The response must consist of all the records, retyped exactly.
=== Begin Enclosure ===
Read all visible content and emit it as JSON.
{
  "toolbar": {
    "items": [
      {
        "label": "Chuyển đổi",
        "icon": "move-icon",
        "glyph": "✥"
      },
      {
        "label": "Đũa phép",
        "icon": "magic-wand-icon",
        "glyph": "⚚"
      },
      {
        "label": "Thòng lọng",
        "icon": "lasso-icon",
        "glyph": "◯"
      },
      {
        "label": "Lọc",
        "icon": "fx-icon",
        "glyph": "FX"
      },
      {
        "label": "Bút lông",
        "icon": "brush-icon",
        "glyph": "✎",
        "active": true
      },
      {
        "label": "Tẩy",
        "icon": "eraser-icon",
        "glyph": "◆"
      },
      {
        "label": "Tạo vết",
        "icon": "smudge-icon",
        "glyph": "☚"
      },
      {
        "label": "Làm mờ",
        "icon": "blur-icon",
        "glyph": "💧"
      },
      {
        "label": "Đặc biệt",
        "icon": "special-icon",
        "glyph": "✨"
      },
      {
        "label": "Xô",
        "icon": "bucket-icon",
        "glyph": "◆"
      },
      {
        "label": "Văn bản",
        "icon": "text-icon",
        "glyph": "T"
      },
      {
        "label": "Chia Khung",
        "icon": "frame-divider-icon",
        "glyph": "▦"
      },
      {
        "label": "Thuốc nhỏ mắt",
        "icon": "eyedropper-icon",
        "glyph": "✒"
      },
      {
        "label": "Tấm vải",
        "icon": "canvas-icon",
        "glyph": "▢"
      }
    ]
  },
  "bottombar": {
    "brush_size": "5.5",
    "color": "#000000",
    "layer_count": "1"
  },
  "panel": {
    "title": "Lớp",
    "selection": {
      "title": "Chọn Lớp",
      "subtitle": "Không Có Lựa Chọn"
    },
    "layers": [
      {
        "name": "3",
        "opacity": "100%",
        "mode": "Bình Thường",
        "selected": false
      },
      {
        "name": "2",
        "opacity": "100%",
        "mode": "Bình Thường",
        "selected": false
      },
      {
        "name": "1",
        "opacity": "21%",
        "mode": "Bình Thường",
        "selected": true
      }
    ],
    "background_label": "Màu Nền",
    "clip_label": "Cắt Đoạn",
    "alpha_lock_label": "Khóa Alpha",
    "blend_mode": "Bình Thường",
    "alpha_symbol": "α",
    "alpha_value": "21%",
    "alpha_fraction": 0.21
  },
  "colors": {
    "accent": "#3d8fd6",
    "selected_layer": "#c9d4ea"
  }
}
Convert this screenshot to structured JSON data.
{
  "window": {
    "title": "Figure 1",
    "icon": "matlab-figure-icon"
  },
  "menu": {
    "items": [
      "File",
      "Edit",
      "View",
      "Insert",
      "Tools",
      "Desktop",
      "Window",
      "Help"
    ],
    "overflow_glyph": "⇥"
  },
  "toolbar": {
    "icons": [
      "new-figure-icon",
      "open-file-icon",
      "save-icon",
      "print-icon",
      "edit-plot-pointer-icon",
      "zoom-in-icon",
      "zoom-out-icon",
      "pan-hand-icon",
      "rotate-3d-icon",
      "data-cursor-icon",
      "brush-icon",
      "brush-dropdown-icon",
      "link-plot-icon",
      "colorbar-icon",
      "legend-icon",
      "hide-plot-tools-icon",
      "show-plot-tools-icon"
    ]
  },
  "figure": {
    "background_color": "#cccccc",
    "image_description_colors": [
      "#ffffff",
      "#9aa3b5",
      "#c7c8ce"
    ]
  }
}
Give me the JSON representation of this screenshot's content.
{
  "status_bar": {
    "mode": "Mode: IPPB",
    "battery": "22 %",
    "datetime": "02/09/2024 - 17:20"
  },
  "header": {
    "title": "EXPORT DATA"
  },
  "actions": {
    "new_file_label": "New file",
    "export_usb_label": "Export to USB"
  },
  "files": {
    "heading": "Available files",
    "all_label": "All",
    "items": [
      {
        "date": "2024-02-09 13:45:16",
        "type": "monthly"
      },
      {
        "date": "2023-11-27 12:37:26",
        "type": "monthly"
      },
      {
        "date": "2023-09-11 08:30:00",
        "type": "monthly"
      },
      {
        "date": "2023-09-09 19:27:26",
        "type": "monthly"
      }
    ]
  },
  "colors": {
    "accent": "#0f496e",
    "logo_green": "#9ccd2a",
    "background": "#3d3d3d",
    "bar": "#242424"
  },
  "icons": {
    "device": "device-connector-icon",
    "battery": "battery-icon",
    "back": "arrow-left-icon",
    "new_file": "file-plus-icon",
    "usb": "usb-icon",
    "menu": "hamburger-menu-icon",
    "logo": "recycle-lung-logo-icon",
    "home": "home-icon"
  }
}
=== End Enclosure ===
*Your solution*
Read all visible content and emit it as JSON.
{
  "toolbar": {
    "items": [
      {
        "label": "Chuyển đổi",
        "icon": "move-icon",
        "glyph": "✥"
      },
      {
        "label": "Đũa phép",
        "icon": "magic-wand-icon",
        "glyph": "⚚"
      },
      {
        "label": "Thòng lọng",
        "icon": "lasso-icon",
        "glyph": "◯"
      },
      {
        "label": "Lọc",
        "icon": "fx-icon",
        "glyph": "FX"
      },
      {
        "label": "Bút lông",
        "icon": "brush-icon",
        "glyph": "✎",
        "active": true
      },
      {
        "label": "Tẩy",
        "icon": "eraser-icon",
        "glyph": "◆"
      },
      {
        "label": "Tạo vết",
        "icon": "smudge-icon",
        "glyph": "☚"
      },
      {
        "label": "Làm mờ",
        "icon": "blur-icon",
        "glyph": "💧"
      },
      {
        "label": "Đặc biệt",
        "icon": "special-icon",
        "glyph": "✨"
      },
      {
        "label": "Xô",
        "icon": "bucket-icon",
        "glyph": "◆"
      },
      {
        "label": "Văn bản",
        "icon": "text-icon",
        "glyph": "T"
      },
      {
        "label": "Chia Khung",
        "icon": "frame-divider-icon",
        "glyph": "▦"
      },
      {
        "label": "Thuốc nhỏ mắt",
        "icon": "eyedropper-icon",
        "glyph": "✒"
      },
      {
        "label": "Tấm vải",
        "icon": "canvas-icon",
        "glyph": "▢"
      }
    ]
  },
  "bottombar": {
    "brush_size": "5.5",
    "color": "#000000",
    "layer_count": "1"
  },
  "panel": {
    "title": "Lớp",
    "selection": {
      "title": "Chọn Lớp",
      "subtitle": "Không Có Lựa Chọn"
    },
    "layers": [
      {
        "name": "3",
        "opacity": "100%",
        "mode": "Bình Thường",
        "selected": false
      },
      {
        "name": "2",
        "opacity": "100%",
        "mode": "Bình Thường",
        "selected": false
      },
      {
        "name": "1",
        "opacity": "21%",
        "mode": "Bình Thường",
        "selected": true
      }
    ],
    "background_label": "Màu Nền",
    "clip_label": "Cắt Đoạn",
    "alpha_lock_label": "Khóa Alpha",
    "blend_mode": "Bình Thường",
    "alpha_symbol": "α",
    "alpha_value": "21%",
    "alpha_fraction": 0.21
  },
  "colors": {
    "accent": "#3d8fd6",
    "selected_layer": "#c9d4ea"
  }
}
Convert this screenshot to structured JSON data.
{
  "window": {
    "title": "Figure 1",
    "icon": "matlab-figure-icon"
  },
  "menu": {
    "items": [
      "File",
      "Edit",
      "View",
      "Insert",
      "Tools",
      "Desktop",
      "Window",
      "Help"
    ],
    "overflow_glyph": "⇥"
  },
  "toolbar": {
    "icons": [
      "new-figure-icon",
      "open-file-icon",
      "save-icon",
      "print-icon",
      "edit-plot-pointer-icon",
      "zoom-in-icon",
      "zoom-out-icon",
      "pan-hand-icon",
      "rotate-3d-icon",
      "data-cursor-icon",
      "brush-icon",
      "brush-dropdown-icon",
      "link-plot-icon",
      "colorbar-icon",
      "legend-icon",
      "hide-plot-tools-icon",
      "show-plot-tools-icon"
    ]
  },
  "figure": {
    "background_color": "#cccccc",
    "image_description_colors": [
      "#ffffff",
      "#9aa3b5",
      "#c7c8ce"
    ]
  }
}
Give me the JSON representation of this screenshot's content.
{
  "status_bar": {
    "mode": "Mode: IPPB",
    "battery": "22 %",
    "datetime": "02/09/2024 - 17:20"
  },
  "header": {
    "title": "EXPORT DATA"
  },
  "actions": {
    "new_file_label": "New file",
    "export_usb_label": "Export to USB"
  },
  "files": {
    "heading": "Available files",
    "all_label": "All",
    "items": [
      {
        "date": "2024-02-09 13:45:16",
        "type": "monthly"
      },
      {
        "date": "2023-11-27 12:37:26",
        "type": "monthly"
      },
      {
        "date": "2023-09-11 08:30:00",
        "type": "monthly"
      },
      {
        "date": "2023-09-09 19:27:26",
        "type": "monthly"
      }
    ]
  },
  "colors": {
    "accent": "#0f496e",
    "logo_green": "#9ccd2a",
    "background": "#3d3d3d",
    "bar": "#242424"
  },
  "icons": {
    "device": "device-connector-icon",
    "battery": "battery-icon",
    "back": "arrow-left-icon",
    "new_file": "file-plus-icon",
    "usb": "usb-icon",
    "menu": "hamburger-menu-icon",
    "logo": "recycle-lung-logo-icon",
    "home": "home-icon"
  }
}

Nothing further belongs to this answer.